Tropic Sprockets / Ready Player One
By Ian Brockway
“Ready Player One” is Steven Spielberg‘s latest matinee thrill. Though somewhat faltering, it is stunning, big, bold and ambitious. It is based on a novel by Ernest Cline that focuses in part on the contrast between a digital internet realm and our earthly concrete life. The film is chock full of color and stimuli and it is threaded with thoughtful commentary. But it does stumble when the plot zooms in on seemingly endless video game style wars and battle sequences.
It is the year 2044 and due to an energy crisis, the middle class is gone. Thousands of people live in high rise trailer parks. The color gray is ubiquitous.
Teenager Wade (Ty Sheridan) lives with his aunt and her abusive boyfriend. To escape anxiety and boredom, Wade spends whole days on the net with OASIS, a virtual world created by Mr. Halliday (Mark Rylance) where people can make actual money and experience semi- tangible emotions. Halliday has started a contest to find three keys.
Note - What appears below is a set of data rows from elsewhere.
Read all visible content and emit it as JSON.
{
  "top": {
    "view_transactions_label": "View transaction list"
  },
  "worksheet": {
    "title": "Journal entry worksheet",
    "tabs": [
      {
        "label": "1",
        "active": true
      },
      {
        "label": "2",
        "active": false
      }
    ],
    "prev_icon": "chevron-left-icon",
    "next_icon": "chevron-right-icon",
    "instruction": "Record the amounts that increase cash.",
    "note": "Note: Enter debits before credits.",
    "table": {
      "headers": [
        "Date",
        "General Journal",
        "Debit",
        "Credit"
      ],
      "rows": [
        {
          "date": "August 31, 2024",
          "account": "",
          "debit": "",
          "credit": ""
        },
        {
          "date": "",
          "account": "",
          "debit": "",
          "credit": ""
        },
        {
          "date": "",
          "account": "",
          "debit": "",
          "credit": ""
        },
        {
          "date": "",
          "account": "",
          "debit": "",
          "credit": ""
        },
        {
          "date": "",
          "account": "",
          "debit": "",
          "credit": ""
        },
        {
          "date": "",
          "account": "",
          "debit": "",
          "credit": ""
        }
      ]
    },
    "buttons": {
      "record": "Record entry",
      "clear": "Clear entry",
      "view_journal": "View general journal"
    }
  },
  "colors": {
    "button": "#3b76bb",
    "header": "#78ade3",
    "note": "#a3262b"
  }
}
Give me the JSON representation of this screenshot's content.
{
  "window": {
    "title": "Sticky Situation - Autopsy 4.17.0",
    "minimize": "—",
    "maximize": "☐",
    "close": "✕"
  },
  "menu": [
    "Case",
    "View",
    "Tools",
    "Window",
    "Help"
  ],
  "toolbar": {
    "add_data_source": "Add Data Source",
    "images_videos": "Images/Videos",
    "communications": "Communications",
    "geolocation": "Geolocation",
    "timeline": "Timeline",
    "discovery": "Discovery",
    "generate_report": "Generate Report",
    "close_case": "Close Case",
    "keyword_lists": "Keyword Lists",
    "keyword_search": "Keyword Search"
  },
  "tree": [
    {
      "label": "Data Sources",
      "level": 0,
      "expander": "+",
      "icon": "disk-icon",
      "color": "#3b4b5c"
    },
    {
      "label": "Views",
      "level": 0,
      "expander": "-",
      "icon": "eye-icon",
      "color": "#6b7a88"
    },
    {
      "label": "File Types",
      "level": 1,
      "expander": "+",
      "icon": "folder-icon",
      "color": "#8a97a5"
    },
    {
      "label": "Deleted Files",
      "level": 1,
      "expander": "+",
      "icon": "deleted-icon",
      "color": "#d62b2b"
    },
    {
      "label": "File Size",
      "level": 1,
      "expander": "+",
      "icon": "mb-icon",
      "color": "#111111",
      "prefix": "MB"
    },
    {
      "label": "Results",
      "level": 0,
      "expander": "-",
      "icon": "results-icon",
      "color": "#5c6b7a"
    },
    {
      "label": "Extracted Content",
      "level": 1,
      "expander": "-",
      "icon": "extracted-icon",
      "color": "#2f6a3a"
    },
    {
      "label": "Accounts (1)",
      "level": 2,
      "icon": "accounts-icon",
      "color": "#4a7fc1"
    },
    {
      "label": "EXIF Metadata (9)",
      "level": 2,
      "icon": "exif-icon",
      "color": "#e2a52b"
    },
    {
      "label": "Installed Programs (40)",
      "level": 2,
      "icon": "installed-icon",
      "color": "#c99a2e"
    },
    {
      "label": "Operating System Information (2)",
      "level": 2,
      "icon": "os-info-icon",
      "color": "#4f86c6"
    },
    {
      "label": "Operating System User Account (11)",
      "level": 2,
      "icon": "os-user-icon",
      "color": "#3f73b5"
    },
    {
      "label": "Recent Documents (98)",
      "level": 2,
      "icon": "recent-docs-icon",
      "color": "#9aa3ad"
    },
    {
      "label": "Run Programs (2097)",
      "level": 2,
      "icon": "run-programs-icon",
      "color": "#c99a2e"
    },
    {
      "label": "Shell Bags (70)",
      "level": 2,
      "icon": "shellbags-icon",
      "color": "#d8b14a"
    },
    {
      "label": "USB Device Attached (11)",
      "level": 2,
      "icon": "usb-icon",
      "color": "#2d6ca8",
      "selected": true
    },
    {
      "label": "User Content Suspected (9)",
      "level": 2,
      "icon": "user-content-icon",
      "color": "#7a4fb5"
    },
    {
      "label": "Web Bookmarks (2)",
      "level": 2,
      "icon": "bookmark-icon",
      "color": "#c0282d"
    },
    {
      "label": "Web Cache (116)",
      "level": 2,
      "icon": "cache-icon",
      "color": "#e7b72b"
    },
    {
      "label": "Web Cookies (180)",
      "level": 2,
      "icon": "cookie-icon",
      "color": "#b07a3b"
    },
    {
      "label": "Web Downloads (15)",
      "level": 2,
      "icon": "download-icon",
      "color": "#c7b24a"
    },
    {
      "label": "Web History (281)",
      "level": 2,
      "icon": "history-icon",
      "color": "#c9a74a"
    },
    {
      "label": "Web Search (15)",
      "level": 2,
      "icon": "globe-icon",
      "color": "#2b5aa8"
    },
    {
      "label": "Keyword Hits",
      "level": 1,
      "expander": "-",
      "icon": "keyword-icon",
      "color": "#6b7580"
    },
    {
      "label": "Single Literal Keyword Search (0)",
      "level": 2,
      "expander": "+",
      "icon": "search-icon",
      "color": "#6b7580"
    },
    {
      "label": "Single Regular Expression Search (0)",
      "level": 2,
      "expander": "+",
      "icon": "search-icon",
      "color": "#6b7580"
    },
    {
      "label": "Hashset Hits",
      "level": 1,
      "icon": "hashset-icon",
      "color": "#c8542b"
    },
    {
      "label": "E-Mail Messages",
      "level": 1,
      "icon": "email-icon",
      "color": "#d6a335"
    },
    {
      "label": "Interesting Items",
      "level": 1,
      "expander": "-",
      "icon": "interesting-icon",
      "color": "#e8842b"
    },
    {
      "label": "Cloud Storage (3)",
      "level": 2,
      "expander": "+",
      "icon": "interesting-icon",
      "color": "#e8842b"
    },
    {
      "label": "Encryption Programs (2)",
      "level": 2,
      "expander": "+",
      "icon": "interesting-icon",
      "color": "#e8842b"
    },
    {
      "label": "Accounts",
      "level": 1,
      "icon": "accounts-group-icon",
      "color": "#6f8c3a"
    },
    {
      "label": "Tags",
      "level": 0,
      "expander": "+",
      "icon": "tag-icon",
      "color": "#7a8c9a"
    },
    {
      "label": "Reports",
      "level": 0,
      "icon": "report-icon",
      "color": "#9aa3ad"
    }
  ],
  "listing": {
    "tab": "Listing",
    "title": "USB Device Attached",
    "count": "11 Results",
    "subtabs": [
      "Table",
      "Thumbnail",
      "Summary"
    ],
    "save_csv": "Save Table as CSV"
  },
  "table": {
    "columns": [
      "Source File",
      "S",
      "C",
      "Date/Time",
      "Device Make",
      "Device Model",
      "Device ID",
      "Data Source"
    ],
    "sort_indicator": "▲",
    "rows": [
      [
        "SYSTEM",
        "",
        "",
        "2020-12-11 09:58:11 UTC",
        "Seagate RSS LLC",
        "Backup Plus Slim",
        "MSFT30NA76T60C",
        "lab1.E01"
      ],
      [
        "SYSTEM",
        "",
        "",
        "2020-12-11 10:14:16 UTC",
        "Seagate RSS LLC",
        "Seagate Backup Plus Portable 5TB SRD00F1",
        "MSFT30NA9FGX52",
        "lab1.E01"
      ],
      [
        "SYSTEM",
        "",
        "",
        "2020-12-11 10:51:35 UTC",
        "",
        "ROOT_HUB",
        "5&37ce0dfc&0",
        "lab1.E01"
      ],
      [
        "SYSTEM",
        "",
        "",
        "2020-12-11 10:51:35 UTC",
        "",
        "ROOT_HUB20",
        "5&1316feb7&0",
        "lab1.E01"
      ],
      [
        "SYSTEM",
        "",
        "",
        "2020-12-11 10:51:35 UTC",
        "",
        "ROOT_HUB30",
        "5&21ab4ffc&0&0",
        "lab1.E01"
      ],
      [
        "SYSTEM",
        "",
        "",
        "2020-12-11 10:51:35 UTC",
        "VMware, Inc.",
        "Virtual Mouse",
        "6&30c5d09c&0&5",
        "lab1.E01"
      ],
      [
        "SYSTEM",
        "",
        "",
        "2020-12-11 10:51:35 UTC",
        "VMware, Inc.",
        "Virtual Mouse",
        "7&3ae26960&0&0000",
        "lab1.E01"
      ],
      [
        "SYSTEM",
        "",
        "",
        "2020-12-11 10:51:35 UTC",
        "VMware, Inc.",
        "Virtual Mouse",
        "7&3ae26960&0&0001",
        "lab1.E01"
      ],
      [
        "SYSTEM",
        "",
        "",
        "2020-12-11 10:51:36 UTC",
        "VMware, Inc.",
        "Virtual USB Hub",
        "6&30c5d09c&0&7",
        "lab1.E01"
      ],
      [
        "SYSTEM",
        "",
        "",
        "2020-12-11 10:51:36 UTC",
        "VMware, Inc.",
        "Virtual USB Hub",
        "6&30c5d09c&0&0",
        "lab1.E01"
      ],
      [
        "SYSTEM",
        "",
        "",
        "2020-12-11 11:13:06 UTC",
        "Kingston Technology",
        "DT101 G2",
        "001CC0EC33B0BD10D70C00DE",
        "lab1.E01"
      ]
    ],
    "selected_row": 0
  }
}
The finder of these objects will own and manage the OASIS. Wade is driven to win.
The film is Federico Fellini as interpreted by Spielberg, with numerous quirky goblins and ghouls floating about on the screen. King Kong smashes and roars. Cars rip upon the road. There are numerous explosions and collisions. Batman is here but he is ineffectual. Noise and confusion reigns.
The best and most intense scene takes place in the setting of Stanley Kubrick’s “The Shining.” Rivers of blood pour through the elevator as Wade runs for his life. The scene is a stand-alone wondrous sequence and a loving detailed tribute to the master director.
But the film flattens out when our hero has to combat endless motley characters from a video universe. It all starts to feel as if the audience is not watching a film, but rather a routine loop in a video game. Every segment is full of lasers, knives and high powered guns.
The striking Olivia Cooke has a solid turn as a warrior heroine and Wade’s love interest, while Rylance, a Spielberg regular, is once again terrific as a strange man / boy inventor. Ben Mendelsohn is fine as a billionaire villain, although he hardly stretches his dramatic muscle.
The concept is once again a favorite of the director: of a young boy fighting against authority and utilizing his imagination. It is compelling too, that Spielberg is engaged in a nostalgic exercise of re-living his cinematic past and having fun with it. Wonderful also is this auteur’s belief that this imaginary world, no matter how euphoric, is no substitute for romance, the touch of the human and our prehensile existence.
There are many passages to amaze the eyes and there is no question that Spielberg is a master of film, be it concerned with history or escape. That being said, this is at times a disappointment. Just when the film reaches dazzling heights, it lowers to the sundry events of fighting, swordplay and laser shooting. Since the OASIS environment is supposed to be so vivid, pluralistic and magical, the routinely shown combat is a missed opportunity. Still, even with this plunge, “Ready Player One” makes a fine addition to the director’s canon.
Write Ian at firstname.lastname@example.org